Suppose you wish to know which floors in a 36-story building are safe to drop eggs from and which will cause the eggs to break on landing (using a special container for the eggs). We eliminate chance and possible differences between different eggs (e.g. one egg breaks when dropped from the 7th floor and another egg survives a drop from the 20th floor) by making a few (reasonable!) assumptions:
- An egg that survives a drop can be used again (no harm is done and the egg is not weaker).
- A broken egg can not be used again for any experiment.
- The effect of a fall is the same for all eggs.
- If an egg breaks when dropped from some floor, it would break also if dropped from a higher floor.
- If an egg survives a fall when dropped from some floor, it would survive also if dropped from a lower floor.
- There are no pre-existing assumptions concerning when the egg will break. It is possible that a drop from the first floor in the special container would break an egg. It is also possible that a drop from the 36th floor in the special container would not break an egg.
Now, if only one egg is available for experimentation, we have no choice. To obtain the required result, we have to start by dropping the egg from the first floor. If it breaks, we know the answer. If it survives, we drop it from the second floor and continue upward until the egg breaks. The worst-case scenario would require 36 drops to determine the egg-breaking floor.
Now, suppose we have two eggs. What is the least number of egg drops required to determine the egg-breaking floor? Note that the method should work in all cases.

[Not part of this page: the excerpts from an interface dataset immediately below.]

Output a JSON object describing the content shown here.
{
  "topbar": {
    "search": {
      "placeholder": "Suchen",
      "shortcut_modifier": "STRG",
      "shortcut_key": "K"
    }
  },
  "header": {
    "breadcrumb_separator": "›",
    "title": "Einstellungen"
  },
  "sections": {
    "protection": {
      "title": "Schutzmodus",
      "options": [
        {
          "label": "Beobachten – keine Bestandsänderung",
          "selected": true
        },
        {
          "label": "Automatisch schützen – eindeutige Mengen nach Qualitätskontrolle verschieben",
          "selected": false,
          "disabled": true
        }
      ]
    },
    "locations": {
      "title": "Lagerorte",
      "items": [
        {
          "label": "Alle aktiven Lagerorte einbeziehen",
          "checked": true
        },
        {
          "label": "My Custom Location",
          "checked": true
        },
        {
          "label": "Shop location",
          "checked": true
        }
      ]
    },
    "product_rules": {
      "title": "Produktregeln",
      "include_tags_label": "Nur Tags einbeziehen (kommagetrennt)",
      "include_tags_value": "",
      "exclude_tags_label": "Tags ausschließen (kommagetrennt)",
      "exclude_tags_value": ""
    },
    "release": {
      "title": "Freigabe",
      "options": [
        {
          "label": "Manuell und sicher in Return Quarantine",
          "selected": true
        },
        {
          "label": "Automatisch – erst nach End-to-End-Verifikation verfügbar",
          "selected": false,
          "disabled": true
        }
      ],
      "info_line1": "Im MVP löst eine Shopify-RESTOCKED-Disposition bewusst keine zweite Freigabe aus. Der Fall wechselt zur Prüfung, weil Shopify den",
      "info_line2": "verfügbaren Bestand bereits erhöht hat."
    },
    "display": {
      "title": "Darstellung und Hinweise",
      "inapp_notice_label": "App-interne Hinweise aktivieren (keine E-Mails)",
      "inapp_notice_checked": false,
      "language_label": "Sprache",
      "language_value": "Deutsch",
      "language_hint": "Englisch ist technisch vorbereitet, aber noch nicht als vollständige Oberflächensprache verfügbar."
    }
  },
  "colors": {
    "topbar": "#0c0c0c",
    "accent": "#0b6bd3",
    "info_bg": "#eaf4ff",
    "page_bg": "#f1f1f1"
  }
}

The software would allow you to change the number of floors and the number of eggs available, so you can experiment with many scenarios. Note that every time you start a new game, the software generates a new (random) egg-breaking floor …